The United States and the international community intended to disband Iraq’s weapons programs and contain the regime of Saddam Hussein after the first Gulf War. UN resolutions oversaw Iraqi compliance with destroying its weapons of mass destruction (WMD) and nuclear programs. A coalition of U.S.-led forces established a no-fly zone over northern Iraq to protect Iraq’s Kurdish population from Saddam Hussein.

France’s behavior regarding these measures with Iraq in the 1990s demonstrates that the United States cannot assume traditional allies will indefinitely maintain cooperation and support U.S. interests.

France supported dismantling Iraq’s WMD and nuclear programs through UN Resolutions in 1991. It created and enforced the no-fly zone. Five years later, France changed its mind. France abstained from additional resolutions demanding Iraqi compliance with inspections. France abandoned the coalition enforcing the no-fly zone in northern Iraq by 1996. 

French interests and priorities regarding Iraq deviated from American interests and priorities. France’s concern with the dissolution of Iraq’s weapons programs, containing Iraq, and enforcing sanctions became secondary to improving relations with Saddam Hussein and pursuing economic interests in Iraq.

Throughout the 1990s, French companies invested and achieved numerous contracts to conduct trade with Iraq. For example, French oil company Total (partially owned by the French government), won the rights to develop one of Iraq’s largest oil fields in the 1990s. France also ignored sanctions on Iraq including allowing French commercial aircraft to fly into Baghdad.

The second problem with Biden’s strategy for Iran is the misguidedness.

Biden and his advisors argue that Trump’s withdrawal from the JCPOA damaged relations with staunch allies like the UK, Germany, France, and the EU. By re-entering the JCPOA, those relations will begin to heal. The act demonstrates prioritizing allies and partnerships over Trump’s “America First” approach.  

Biden has it backward. He is concerned about relations with the wrong allies. He must worry about damaging relations with our allies in the Middle East. His vision of a more stable Middle East requires their cooperation and support.

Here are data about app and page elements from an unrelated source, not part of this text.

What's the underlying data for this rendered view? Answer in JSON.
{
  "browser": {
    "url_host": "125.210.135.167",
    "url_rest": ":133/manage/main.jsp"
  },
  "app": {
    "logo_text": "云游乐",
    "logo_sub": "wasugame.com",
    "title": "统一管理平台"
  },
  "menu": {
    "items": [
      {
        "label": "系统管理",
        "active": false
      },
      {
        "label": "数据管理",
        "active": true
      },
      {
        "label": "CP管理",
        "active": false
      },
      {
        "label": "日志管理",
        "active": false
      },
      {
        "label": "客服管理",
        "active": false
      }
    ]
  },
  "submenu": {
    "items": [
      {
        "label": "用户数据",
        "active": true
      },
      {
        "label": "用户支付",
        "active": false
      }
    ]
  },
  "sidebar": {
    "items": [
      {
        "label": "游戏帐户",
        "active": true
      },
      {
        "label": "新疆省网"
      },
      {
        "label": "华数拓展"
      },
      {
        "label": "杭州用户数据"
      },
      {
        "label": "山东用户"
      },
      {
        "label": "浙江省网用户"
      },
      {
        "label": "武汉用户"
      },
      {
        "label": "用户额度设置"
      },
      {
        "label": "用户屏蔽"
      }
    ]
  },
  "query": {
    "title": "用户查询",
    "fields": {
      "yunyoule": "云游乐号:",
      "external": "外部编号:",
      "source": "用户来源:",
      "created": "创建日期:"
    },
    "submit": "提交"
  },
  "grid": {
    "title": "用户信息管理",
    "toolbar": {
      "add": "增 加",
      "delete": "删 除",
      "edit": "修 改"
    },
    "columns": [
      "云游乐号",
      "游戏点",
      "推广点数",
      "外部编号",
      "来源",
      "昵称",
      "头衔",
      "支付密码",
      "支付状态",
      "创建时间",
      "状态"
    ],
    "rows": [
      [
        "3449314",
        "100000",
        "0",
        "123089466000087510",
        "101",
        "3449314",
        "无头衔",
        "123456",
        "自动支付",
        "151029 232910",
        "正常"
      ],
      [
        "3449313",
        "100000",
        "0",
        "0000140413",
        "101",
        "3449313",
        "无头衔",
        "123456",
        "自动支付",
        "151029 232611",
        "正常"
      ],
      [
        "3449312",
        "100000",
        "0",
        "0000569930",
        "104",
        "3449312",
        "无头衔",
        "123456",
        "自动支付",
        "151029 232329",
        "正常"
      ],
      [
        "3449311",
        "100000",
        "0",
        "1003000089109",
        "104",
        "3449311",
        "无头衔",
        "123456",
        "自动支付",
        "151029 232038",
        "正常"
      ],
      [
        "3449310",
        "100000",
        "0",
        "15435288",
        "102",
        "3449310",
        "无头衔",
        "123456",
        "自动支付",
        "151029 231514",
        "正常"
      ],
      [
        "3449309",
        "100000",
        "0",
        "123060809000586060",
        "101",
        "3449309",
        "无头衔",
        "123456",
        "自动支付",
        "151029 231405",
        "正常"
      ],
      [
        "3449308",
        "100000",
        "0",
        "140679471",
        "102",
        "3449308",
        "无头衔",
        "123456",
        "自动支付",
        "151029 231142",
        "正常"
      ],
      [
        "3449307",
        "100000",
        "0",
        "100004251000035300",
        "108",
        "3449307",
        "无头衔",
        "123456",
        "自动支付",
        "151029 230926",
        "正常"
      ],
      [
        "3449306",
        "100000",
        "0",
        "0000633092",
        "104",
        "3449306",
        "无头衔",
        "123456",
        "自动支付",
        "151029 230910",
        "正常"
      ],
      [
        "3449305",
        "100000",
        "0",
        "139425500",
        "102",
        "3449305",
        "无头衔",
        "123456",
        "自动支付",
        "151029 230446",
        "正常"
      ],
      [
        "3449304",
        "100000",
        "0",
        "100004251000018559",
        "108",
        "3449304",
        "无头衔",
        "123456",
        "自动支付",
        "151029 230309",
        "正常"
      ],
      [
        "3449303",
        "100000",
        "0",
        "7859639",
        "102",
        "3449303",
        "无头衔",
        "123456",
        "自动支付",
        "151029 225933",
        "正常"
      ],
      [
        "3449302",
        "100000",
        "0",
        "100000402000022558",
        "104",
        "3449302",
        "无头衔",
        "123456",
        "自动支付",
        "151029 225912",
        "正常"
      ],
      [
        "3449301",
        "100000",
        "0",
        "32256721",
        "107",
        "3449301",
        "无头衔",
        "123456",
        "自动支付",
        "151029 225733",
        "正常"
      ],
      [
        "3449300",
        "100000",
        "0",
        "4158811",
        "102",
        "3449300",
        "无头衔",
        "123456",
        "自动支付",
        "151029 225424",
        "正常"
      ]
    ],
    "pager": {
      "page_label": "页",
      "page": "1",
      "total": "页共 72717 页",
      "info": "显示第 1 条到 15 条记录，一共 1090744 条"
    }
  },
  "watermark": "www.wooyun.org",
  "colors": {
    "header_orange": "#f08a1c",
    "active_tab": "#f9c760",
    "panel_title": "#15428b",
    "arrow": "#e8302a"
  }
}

Israel, Saudi Arabia, the UAE, and others view the JCPOA with trepidation. They are regularly threatened by Iran. Iran carries out aggression against them. Unlike Europe, they view Iran as an existential threat and witness Iranian proxies operating at their borders.

Re-entering the JCPOA is insufficient in their eyes. It does nothing to alleviate their fears. Nor has Biden’s support been very reassuring. Biden expressed a willingness to make Saudi Arabia a pariah and stop selling weapons to the kingdom. Furthermore, the signatories of the JCPOA have conflicting views of Iran’s regional behavior. For example, the United States and the EU differ over designating Iran’s Lebanese proxy, Hezbollah, as a terrorist organization.

Biden’s logic and current strategy toward Iran is defective. It is detrimental to U.S. relations in the Middle East and creates more instability. It is also likely to elicit the proliferation of nuclear weapons.

To ensure that history does not repeat itself and relations with our Middle Eastern allies do not deteriorate, Joe Biden must revise his logic and develop an alternative strategy for Iran. He must address the issue of extensions to the JCPOA and Iranian regional behavior alongside re-entering the agreement. In other words, he must negotiate a more extensive and comprehensive JCPOA that addresses the concerns of regional allies, not revive the original JCPOA.

Eric Bordenkircher, Ph.D., is a research fellow at UCLA’s Center for Middle East Development. His twitter handle is @UCLA_Eagle. The views represented in this piece are his own and do not necessarily represent the position of UCLA or the Center for Middle East Development.

Image: Reuters.